Very expensive

"There was no compelling reason to keep going with a very expensive programme," according to Prof Logsdon.

"We did it as a geopolitical act of competition with the Soviet Union to demonstrate the superior technological and organisational power of the US. It had very little to do with exploring."

Media playback is unsupported on your device
Media captionGolden Spike Chairman Gerry Griffin: "The moon is of interest to the scientific community... and the commercial development of space"

Nasa's focus turned toward developing an orbiting laboratory, SkyLab, and the development of the space shuttle. The space agency believed that this was not the end of its glory years, rather the beginning of a new era where space travel would become cheaper and more commonplace.

Of course that never happened. Successive US Presidents have tried to match President Kennedy's inspirational challenge to Nasa and the nation more than 50 years ago:

"We choose to go to the Moon in this decade and do the other things, not because they are easy, but because they are hard, because that goal will serve to organise and measure the best of our energies and skills, because that challenge is one that we are willing to accept, one we are unwilling to postpone, and one which we intend to win."

Since then Ronald Reagan, Bill Clinton, both Presidents Bush and the current administration have matched neither their predecessor's rhetoric nor the financial support for such an endeavour. So the big question is whether anyone will ever set foot on the Moon again?

Prof Christopher Riley, a space historian at Lincoln University, is pessimistic.

"I suspect in my lifetime I have seen the last footprint on the Moon. It is very difficult for governments to do that kind of adventure at this time in the economic cycle."

It is a prospect that saddens Prof Riley. "One of the things that defines us as humans is this desire to explore and if we stop exploring we cease somehow a little bit to be human," he said.

International effort

First among the countries with the motivation and resources to send an astronaut to the Moon is China. It already has ambitious plans to send robotic explorers to the Moon next year. Those missions may prompt an Apollo-type effort by China to demonstrate its own technological power by sending an astronaut to the Moon.

Prof Logsdon believes that it would be far better for the next attempt at a Moonshot to be an international effort.

Image caption The last splashdown for Apollo. Will there ever be such a thrilling adventure again?

"One of the great political challenges of the next decade is whether China can be incorporated into the global space effort or whether because of a combination of its own intentions and the fact that they are not being welcomed - it puts them in a position where they choose to go it on their own."
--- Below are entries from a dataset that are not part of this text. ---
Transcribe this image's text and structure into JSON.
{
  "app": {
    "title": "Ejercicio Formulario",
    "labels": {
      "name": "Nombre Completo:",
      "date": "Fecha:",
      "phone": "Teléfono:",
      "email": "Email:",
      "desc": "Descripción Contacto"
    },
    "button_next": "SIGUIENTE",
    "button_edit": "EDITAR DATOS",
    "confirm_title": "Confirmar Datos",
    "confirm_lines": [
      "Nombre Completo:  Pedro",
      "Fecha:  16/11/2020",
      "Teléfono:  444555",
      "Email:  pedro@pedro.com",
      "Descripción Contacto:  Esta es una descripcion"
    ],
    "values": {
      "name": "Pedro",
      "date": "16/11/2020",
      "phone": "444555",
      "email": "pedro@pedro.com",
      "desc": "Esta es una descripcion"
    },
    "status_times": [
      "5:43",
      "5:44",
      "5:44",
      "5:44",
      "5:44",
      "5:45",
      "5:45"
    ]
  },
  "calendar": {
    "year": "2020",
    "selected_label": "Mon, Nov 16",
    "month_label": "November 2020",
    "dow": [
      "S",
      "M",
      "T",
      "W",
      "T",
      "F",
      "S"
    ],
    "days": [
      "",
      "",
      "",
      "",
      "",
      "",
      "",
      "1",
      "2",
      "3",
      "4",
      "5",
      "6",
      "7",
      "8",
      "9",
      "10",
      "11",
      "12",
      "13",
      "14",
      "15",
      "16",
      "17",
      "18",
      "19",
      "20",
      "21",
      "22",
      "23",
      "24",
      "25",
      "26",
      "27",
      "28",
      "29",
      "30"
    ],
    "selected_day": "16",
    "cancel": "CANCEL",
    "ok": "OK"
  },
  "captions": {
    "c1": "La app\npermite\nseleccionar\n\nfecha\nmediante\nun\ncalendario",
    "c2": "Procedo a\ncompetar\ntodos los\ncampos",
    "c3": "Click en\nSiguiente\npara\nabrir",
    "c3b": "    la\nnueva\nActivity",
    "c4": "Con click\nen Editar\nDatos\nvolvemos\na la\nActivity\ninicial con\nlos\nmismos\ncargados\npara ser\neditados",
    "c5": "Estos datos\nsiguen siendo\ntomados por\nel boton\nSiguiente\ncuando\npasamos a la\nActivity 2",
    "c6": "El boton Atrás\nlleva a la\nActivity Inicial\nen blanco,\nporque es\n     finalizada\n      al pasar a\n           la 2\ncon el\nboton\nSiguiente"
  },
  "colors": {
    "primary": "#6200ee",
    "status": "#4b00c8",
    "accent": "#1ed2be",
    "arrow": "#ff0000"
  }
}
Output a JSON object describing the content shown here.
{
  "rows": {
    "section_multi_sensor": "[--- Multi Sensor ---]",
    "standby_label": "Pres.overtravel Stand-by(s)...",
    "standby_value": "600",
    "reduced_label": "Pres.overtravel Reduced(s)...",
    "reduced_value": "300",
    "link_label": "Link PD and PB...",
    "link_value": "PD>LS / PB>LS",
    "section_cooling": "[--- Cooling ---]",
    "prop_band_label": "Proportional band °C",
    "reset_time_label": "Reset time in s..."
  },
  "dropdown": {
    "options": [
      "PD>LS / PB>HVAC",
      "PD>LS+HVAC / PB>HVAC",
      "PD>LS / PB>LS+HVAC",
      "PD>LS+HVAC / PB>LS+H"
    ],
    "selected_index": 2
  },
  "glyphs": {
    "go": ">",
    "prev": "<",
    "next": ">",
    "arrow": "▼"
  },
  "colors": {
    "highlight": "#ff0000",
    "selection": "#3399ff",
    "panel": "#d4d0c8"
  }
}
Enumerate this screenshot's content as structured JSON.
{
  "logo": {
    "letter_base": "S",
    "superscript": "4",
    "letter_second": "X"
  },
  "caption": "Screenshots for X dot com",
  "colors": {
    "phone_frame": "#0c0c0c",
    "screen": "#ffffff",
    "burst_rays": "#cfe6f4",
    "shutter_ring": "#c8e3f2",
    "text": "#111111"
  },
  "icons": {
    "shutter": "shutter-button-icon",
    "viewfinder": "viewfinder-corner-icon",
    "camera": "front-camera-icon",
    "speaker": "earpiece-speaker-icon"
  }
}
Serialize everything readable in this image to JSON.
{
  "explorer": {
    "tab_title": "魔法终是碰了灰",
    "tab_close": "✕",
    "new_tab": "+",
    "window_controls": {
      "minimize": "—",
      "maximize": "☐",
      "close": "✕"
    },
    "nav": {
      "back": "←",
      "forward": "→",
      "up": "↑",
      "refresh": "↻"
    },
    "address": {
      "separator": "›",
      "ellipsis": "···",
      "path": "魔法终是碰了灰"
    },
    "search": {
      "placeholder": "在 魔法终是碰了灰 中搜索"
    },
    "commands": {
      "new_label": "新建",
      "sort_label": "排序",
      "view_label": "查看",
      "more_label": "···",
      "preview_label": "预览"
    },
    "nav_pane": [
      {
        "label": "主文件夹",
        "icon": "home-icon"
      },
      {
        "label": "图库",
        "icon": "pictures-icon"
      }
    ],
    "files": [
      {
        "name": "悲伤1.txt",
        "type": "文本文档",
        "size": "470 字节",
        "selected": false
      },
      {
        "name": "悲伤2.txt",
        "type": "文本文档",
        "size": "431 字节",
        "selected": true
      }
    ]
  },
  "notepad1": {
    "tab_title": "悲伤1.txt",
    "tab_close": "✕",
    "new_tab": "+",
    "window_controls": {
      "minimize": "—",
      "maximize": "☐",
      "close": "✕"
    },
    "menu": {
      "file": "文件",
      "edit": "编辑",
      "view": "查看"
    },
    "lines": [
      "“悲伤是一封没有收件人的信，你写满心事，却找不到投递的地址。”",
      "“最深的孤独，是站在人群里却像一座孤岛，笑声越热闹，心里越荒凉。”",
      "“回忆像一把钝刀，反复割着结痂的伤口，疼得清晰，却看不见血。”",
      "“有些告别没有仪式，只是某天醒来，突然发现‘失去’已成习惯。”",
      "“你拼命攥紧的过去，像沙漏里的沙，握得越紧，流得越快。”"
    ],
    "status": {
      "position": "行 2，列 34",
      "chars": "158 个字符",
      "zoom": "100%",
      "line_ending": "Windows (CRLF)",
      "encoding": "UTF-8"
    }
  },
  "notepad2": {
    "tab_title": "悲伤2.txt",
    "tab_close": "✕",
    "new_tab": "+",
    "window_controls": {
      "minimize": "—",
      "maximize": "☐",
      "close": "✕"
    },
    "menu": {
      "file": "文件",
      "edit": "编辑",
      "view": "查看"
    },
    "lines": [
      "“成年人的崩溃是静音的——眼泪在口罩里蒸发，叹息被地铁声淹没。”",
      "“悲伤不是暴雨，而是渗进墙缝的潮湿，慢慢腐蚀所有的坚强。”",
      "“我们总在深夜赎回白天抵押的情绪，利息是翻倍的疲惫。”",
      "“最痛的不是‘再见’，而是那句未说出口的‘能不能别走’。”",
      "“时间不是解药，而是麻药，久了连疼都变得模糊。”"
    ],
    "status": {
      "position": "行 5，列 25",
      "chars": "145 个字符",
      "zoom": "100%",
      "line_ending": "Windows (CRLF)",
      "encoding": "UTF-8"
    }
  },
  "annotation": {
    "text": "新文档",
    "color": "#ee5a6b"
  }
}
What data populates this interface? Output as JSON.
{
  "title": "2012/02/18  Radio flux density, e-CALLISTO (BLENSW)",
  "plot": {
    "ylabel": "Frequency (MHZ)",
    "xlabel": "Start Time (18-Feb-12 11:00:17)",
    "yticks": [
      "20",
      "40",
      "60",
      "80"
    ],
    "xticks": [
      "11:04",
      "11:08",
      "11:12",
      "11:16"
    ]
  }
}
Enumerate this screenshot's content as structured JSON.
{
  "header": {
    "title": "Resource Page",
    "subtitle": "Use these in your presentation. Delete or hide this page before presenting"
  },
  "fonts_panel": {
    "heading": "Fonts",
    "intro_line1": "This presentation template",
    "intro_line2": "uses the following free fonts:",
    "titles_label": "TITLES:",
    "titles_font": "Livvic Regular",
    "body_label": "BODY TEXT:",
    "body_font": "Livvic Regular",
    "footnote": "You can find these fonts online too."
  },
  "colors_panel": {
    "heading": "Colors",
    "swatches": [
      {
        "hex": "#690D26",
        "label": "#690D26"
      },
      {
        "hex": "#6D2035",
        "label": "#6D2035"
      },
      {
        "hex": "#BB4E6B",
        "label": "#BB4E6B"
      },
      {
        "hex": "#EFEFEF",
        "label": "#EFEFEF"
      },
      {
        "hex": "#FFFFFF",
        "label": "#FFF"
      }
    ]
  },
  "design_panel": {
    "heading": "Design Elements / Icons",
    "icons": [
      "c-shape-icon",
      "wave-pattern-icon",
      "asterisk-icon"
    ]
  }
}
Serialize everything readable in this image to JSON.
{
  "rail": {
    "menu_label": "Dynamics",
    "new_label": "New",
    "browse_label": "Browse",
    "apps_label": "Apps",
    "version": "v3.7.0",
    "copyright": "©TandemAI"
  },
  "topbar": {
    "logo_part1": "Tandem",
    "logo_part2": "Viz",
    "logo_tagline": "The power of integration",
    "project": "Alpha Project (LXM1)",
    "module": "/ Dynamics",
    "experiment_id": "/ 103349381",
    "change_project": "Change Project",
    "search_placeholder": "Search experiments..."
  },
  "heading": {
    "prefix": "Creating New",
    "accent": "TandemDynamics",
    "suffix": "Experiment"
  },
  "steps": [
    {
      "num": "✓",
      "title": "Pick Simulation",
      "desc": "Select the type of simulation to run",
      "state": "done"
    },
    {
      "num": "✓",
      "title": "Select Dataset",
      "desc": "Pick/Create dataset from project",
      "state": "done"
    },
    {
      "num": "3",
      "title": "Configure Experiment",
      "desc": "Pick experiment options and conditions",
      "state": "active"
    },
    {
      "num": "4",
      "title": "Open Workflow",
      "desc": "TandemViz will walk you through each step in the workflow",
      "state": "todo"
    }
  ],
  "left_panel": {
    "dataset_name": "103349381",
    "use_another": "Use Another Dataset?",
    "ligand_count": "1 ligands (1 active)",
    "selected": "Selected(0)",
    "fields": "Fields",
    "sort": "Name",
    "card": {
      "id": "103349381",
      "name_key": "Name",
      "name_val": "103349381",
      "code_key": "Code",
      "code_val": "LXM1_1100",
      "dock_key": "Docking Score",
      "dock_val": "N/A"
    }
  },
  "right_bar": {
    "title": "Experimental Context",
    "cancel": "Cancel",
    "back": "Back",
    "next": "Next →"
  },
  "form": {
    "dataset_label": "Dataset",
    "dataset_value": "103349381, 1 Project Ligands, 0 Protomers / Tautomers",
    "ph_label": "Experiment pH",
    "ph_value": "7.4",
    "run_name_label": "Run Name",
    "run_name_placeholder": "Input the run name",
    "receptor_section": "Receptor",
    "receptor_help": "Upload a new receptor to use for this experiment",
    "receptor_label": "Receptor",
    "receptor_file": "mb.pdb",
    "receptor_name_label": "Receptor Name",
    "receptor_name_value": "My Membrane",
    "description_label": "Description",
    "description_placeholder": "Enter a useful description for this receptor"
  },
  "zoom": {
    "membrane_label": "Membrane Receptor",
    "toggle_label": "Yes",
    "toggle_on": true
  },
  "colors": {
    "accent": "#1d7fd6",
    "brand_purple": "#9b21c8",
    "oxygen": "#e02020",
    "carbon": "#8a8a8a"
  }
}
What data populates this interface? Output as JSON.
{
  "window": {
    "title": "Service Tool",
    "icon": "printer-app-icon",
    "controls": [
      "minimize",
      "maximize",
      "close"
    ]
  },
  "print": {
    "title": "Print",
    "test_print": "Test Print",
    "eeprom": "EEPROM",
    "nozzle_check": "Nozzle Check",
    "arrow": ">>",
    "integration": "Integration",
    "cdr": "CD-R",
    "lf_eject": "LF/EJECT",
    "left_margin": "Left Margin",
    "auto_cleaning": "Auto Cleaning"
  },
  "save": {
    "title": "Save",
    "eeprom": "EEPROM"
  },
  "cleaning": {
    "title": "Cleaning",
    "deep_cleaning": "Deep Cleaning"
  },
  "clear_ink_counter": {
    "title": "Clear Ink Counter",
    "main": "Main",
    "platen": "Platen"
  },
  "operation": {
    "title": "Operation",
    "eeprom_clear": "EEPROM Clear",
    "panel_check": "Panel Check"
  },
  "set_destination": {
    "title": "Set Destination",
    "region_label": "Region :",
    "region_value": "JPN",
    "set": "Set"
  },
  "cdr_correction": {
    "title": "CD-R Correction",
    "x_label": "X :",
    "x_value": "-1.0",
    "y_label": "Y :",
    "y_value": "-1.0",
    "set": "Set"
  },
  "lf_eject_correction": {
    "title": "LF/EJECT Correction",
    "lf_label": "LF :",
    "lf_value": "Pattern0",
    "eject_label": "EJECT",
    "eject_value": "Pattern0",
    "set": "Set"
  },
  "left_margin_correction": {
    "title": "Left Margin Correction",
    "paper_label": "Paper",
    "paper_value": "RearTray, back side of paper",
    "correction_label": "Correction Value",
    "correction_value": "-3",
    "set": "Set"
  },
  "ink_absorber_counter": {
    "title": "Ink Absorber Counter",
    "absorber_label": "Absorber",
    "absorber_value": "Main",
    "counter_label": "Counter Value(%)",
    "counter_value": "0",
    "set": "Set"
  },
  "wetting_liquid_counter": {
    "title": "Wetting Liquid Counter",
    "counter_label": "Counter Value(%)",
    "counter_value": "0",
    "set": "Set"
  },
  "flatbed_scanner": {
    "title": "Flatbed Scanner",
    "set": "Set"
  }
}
For many who watched in awe as Nasa sent mission after mission to the Moon, a return to the lunar surface is not only possible but inevitable. It's a view that's implicit in the plaque left by the Apollo 17 astronauts which anticipates many more daring adventures.

"Here man completed his first exploration of the Moon - December 1972. May the spirit of peace in which we came be reflected in the lives of all mankind."

Discovery - Last Man, First Scientist on the Moon was first broadcast on BBC World Service on Monday 3rd December at 19:32 GMT, with repeats.

Follow Pallab on Twitter

More on this story

Around the BBC